by Senior Director of Diversity, Equity and Inclusion, Sandra Wilborn
The path to becoming an Assistance Dog is long and arduous. From birth, puppies are slowly introduced to the world around them. They are weaned and socialized, sent off to puppy raisers all over the country at about 8 weeks and start their journey toward becoming the canine partners everyone hopes they will become.
At about 10 weeks old, Clove journeyed to live with the Gish family in Nampa, Idaho. Being their 5th puppy raising experience with Canine Companions for Independence, they were very familiar with the demands and needs of a little one in training. The job of a puppy raiser is to continue socializing pups to a host of experiences while housebreaking and adding more than 30 commands to the pup’s vocabulary before turning them in at 18 months. Puppy raisers selflessly cover the cost of care involved, have to go through the process of dealing with loss at turn in, and ask nothing in return. Could you do that? Puppy raisers are a rare breed, indeed.
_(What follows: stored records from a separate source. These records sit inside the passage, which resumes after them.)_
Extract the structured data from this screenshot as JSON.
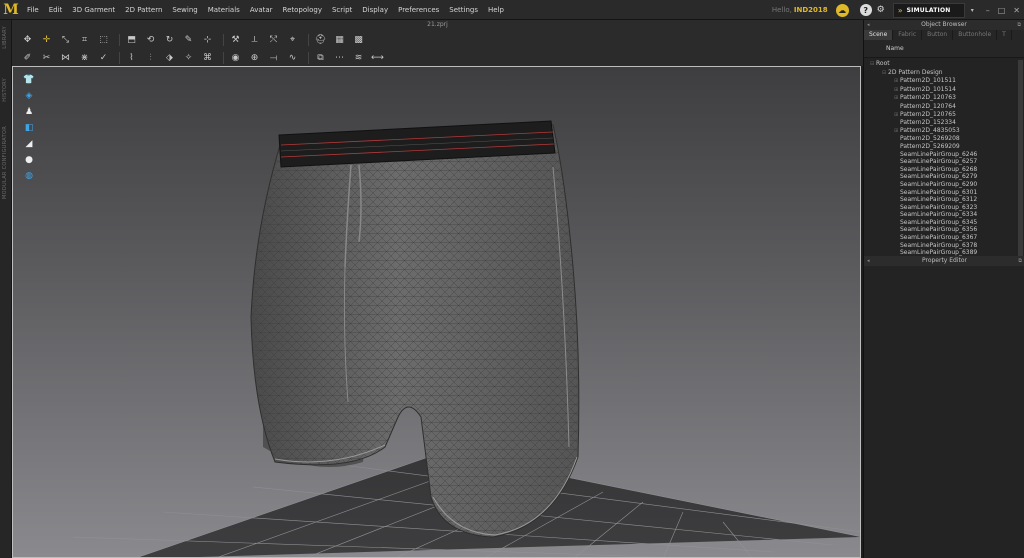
{
  "app": {
    "logo_text": "M",
    "build_prefix": "Hello,",
    "build_label": "IND2018",
    "file_title": "21.zprj"
  },
  "menu": [
    "File",
    "Edit",
    "3D Garment",
    "2D Pattern",
    "Sewing",
    "Materials",
    "Avatar",
    "Retopology",
    "Script",
    "Display",
    "Preferences",
    "Settings",
    "Help"
  ],
  "header_right": {
    "help_glyph": "?",
    "mode_label": "SIMULATION",
    "dropdown_glyph": "▾",
    "window_controls": [
      "–",
      "□",
      "✕"
    ]
  },
  "left_strip_labels": [
    "LIBRARY",
    "HISTORY",
    "MODULAR CONFIGURATOR"
  ],
  "object_browser": {
    "title": "Object Browser",
    "tabs": [
      "Scene",
      "Fabric",
      "Button",
      "Buttonhole",
      "T"
    ],
    "column_header": "Name",
    "tree": [
      {
        "label": "Root",
        "level": 0,
        "expander": "⊟"
      },
      {
        "label": "2D Pattern Design",
        "level": 1,
        "expander": "⊟"
      },
      {
        "label": "Pattern2D_101511",
        "level": 2,
        "expander": "⊞"
      },
      {
        "label": "Pattern2D_101514",
        "level": 2,
        "expander": "⊞"
      },
      {
        "label": "Pattern2D_120763",
        "level": 2,
        "expander": "⊞"
      },
      {
        "label": "Pattern2D_120764",
        "level": 2,
        "expander": ""
      },
      {
        "label": "Pattern2D_120765",
        "level": 2,
        "expander": "⊞"
      },
      {
        "label": "Pattern2D_152334",
        "level": 2,
        "expander": ""
      },
      {
        "label": "Pattern2D_4835053",
        "level": 2,
        "expander": "⊞"
      },
      {
        "label": "Pattern2D_5269208",
        "level": 2,
        "expander": ""
      },
      {
        "label": "Pattern2D_5269209",
        "level": 2,
        "expander": ""
      },
      {
        "label": "SeamLinePairGroup_6246",
        "level": 2,
        "expander": ""
      },
      {
        "label": "SeamLinePairGroup_6257",
        "level": 2,
        "expander": ""
      },
      {
        "label": "SeamLinePairGroup_6268",
        "level": 2,
        "expander": ""
      },
      {
        "label": "SeamLinePairGroup_6279",
        "level": 2,
        "expander": ""
      },
      {
        "label": "SeamLinePairGroup_6290",
        "level": 2,
        "expander": ""
      },
      {
        "label": "SeamLinePairGroup_6301",
        "level": 2,
        "expander": ""
      },
      {
        "label": "SeamLinePairGroup_6312",
        "level": 2,
        "expander": ""
      },
      {
        "label": "SeamLinePairGroup_6323",
        "level": 2,
        "expander": ""
      },
      {
        "label": "SeamLinePairGroup_6334",
        "level": 2,
        "expander": ""
      },
      {
        "label": "SeamLinePairGroup_6345",
        "level": 2,
        "expander": ""
      },
      {
        "label": "SeamLinePairGroup_6356",
        "level": 2,
        "expander": ""
      },
      {
        "label": "SeamLinePairGroup_6367",
        "level": 2,
        "expander": ""
      },
      {
        "label": "SeamLinePairGroup_6378",
        "level": 2,
        "expander": ""
      },
      {
        "label": "SeamLinePairGroup_6389",
        "level": 2,
        "expander": ""
      }
    ]
  },
  "property_editor": {
    "title": "Property Editor"
  },
  "toolbar_row1": [
    {
      "name": "select-move-icon",
      "glyph": "✥",
      "active": false
    },
    {
      "name": "transform-pattern-icon",
      "glyph": "✛",
      "active": true
    },
    {
      "name": "edit-pattern-icon",
      "glyph": "⤡",
      "active": false
    },
    {
      "name": "edit-curve-icon",
      "glyph": "⌗",
      "active": false
    },
    {
      "name": "edit-point-icon",
      "glyph": "⬚",
      "active": false
    },
    {
      "name": "fold-arrangement-icon",
      "glyph": "⬒",
      "active": false
    },
    {
      "name": "gizmo-icon",
      "glyph": "⟲",
      "active": false
    },
    {
      "name": "rotate-icon",
      "glyph": "↻",
      "active": false
    },
    {
      "name": "pin-icon",
      "glyph": "✎",
      "active": false
    },
    {
      "name": "tack-icon",
      "glyph": "⊹",
      "active": false
    },
    {
      "name": "brush-icon",
      "glyph": "⚒",
      "active": false
    },
    {
      "name": "strengthen-icon",
      "glyph": "⟂",
      "active": false
    },
    {
      "name": "reset-icon",
      "glyph": "⤲",
      "active": false
    },
    {
      "name": "measure-icon",
      "glyph": "⌖",
      "active": false
    },
    {
      "name": "avatar-display-icon",
      "glyph": "⛑",
      "active": false
    },
    {
      "name": "texture-display-icon",
      "glyph": "▦",
      "active": false
    },
    {
      "name": "mesh-display-icon",
      "glyph": "▩",
      "active": false
    }
  ],
  "toolbar_row2": [
    {
      "name": "select-mesh-icon",
      "glyph": "✐",
      "active": false
    },
    {
      "name": "sewing-icon",
      "glyph": "✂",
      "active": false
    },
    {
      "name": "segment-sewing-icon",
      "glyph": "⋈",
      "active": false
    },
    {
      "name": "free-sewing-icon",
      "glyph": "⋇",
      "active": false
    },
    {
      "name": "check-sewing-icon",
      "glyph": "✓",
      "active": false
    },
    {
      "name": "fold-icon",
      "glyph": "⌇",
      "active": false
    },
    {
      "name": "pleat-icon",
      "glyph": "⫶",
      "active": false
    },
    {
      "name": "texture-transform-icon",
      "glyph": "⬗",
      "active": false
    },
    {
      "name": "graphic-icon",
      "glyph": "✧",
      "active": false
    },
    {
      "name": "grid-icon",
      "glyph": "⌘",
      "active": false
    },
    {
      "name": "button-icon",
      "glyph": "◉",
      "active": false
    },
    {
      "name": "buttonhole-icon",
      "glyph": "⊕",
      "active": false
    },
    {
      "name": "zipper-icon",
      "glyph": "⟞",
      "active": false
    },
    {
      "name": "piping-icon",
      "glyph": "∿",
      "active": false
    },
    {
      "name": "topstitch-icon",
      "glyph": "⧉",
      "active": false
    },
    {
      "name": "seamline-icon",
      "glyph": "⋯",
      "active": false
    },
    {
      "name": "puckering-icon",
      "glyph": "≋",
      "active": false
    },
    {
      "name": "measure-length-icon",
      "glyph": "⟷",
      "active": false
    }
  ],
  "viewport_tools": [
    {
      "name": "garment-display-icon",
      "glyph": "👕",
      "blue": false
    },
    {
      "name": "texture-mode-icon",
      "glyph": "◈",
      "blue": true
    },
    {
      "name": "avatar-mode-icon",
      "glyph": "♟",
      "blue": false
    },
    {
      "name": "shaded-mode-icon",
      "glyph": "◧",
      "blue": true
    },
    {
      "name": "pattern-mode-icon",
      "glyph": "◢",
      "blue": false
    },
    {
      "name": "skin-mode-icon",
      "glyph": "●",
      "blue": false
    },
    {
      "name": "environment-icon",
      "glyph": "◍",
      "blue": true
    }
  ]
}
Clove was turned in to Canine Companions for Independence in Santa Rosa, CA in August of 2013 during a matriculation ceremony, which coincides with service class graduations four times a year. It was there she would continue in her training with the professional trainers of this wonderful organization that has been a leading provider of assistance dogs nationwide since 1975. There would be tests of temperament, spirit, health and character. At hand were temptations galore such as rabbits, squirrels and cats, and tons of opportunities to play and behave wonderfully well while learning an additional 20 plus commands, which are shaped and honed to potentially assist a person with a disability.
After six months of professional training, Clove was chosen for a special class of possible Facility Dog graduates. One of five categories of assistance dogs trained by Canine Companions for Independence, Facility Dogs are paired with professionals who engage clients in therapeutic interventions. In February of 2014, Clove found a new home as a canine employee in the Secure Residential Treatment Facilities at Cascadia.
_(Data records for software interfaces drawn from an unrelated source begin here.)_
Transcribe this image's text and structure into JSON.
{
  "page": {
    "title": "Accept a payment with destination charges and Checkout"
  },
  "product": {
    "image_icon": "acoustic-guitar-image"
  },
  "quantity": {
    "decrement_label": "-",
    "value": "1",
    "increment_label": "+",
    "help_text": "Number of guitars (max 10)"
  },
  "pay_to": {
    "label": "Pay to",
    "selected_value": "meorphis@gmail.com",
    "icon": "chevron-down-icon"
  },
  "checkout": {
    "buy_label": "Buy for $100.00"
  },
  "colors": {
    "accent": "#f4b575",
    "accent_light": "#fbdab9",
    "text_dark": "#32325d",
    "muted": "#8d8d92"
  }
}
Clove has since begun to practice Public Relations and therapeutic interventions as part of the Equity, Diversity & Inclusion department. She’s a common practitioner of therapeutic interventions wherever she goes and plans to continue along this line of work for years to come. She is grateful to her puppy raising family for the opportunity to live the life of an assistance dog, and loves her Cascadia family completely!
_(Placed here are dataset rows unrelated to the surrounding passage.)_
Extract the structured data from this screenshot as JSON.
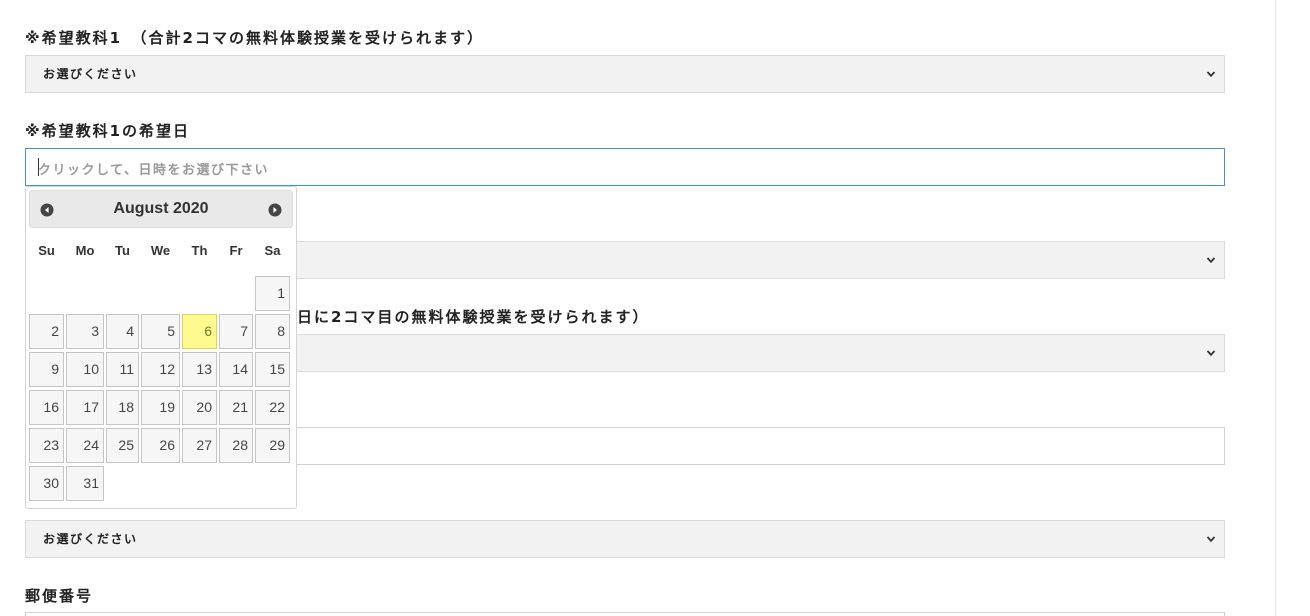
{
  "form": {
    "subject1_label": "※希望教科1　（合計2コマの無料体験授業を受けられます）",
    "subject1_select": "お選びください",
    "date1_label": "※希望教科1の希望日",
    "date1_placeholder": "クリックして、日時をお選び下さい",
    "subject2_label_visible": "日に2コマ目の無料体験授業を受けられます）",
    "bottom_select": "お選びください",
    "postal_label": "郵便番号"
  },
  "datepicker": {
    "title": "August 2020",
    "weekdays": [
      "Su",
      "Mo",
      "Tu",
      "We",
      "Th",
      "Fr",
      "Sa"
    ],
    "days": [
      "1",
      "2",
      "3",
      "4",
      "5",
      "6",
      "7",
      "8",
      "9",
      "10",
      "11",
      "12",
      "13",
      "14",
      "15",
      "16",
      "17",
      "18",
      "19",
      "20",
      "21",
      "22",
      "23",
      "24",
      "25",
      "26",
      "27",
      "28",
      "29",
      "30",
      "31"
    ],
    "first_weekday": 6,
    "today": "6"
  },
  "colors": {
    "today_highlight": "#fffa90",
    "focus_border": "#4a90c8"
  },
  "icons": {
    "prev": "circle-triangle-left-icon",
    "next": "circle-triangle-right-icon",
    "select_arrow": "chevron-down-icon"
  }
}
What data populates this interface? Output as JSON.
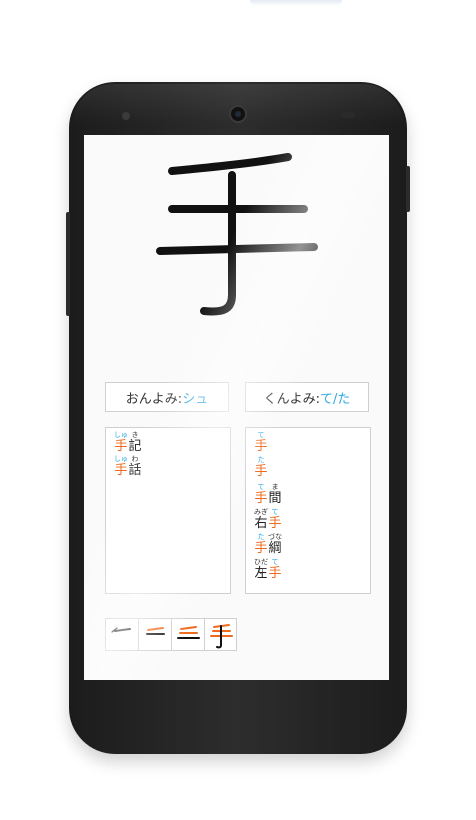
{
  "kanji": "手",
  "on_reading": {
    "label": "おんよみ: ",
    "value": "シュ"
  },
  "kun_reading": {
    "label": "くんよみ: ",
    "value": "て/た"
  },
  "on_words": [
    {
      "furigana": [
        "しゅ",
        "き"
      ],
      "chars": [
        "手",
        "記"
      ]
    },
    {
      "furigana": [
        "しゅ",
        "わ"
      ],
      "chars": [
        "手",
        "話"
      ]
    }
  ],
  "kun_words": [
    {
      "furigana": [
        "て"
      ],
      "chars": [
        "手"
      ]
    },
    {
      "furigana": [
        "た"
      ],
      "chars": [
        "手"
      ]
    },
    {
      "furigana": [
        "て",
        "ま"
      ],
      "chars": [
        "手",
        "間"
      ]
    },
    {
      "furigana": [
        "みぎ",
        "て"
      ],
      "chars": [
        "右",
        "手"
      ]
    },
    {
      "furigana": [
        "た",
        "づな"
      ],
      "chars": [
        "手",
        "綱"
      ]
    },
    {
      "furigana": [
        "ひだり",
        "て"
      ],
      "chars": [
        "左",
        "手"
      ]
    }
  ],
  "stroke_steps": 4,
  "colors": {
    "accent_orange": "#ef6a1e",
    "accent_blue": "#2fa9e4",
    "stroke_black": "#111111"
  },
  "icons": [
    "phone-camera-icon",
    "phone-speaker-icon",
    "phone-sensor-icon"
  ]
}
To learn more about assistance dogs and the wonderful support they can offer adults with various disabilities and hearing impairments, veterans with disabilities, or families that have a child with a disability, go to CCI.org. CCI provides assistance dogs free of charge to the recipient.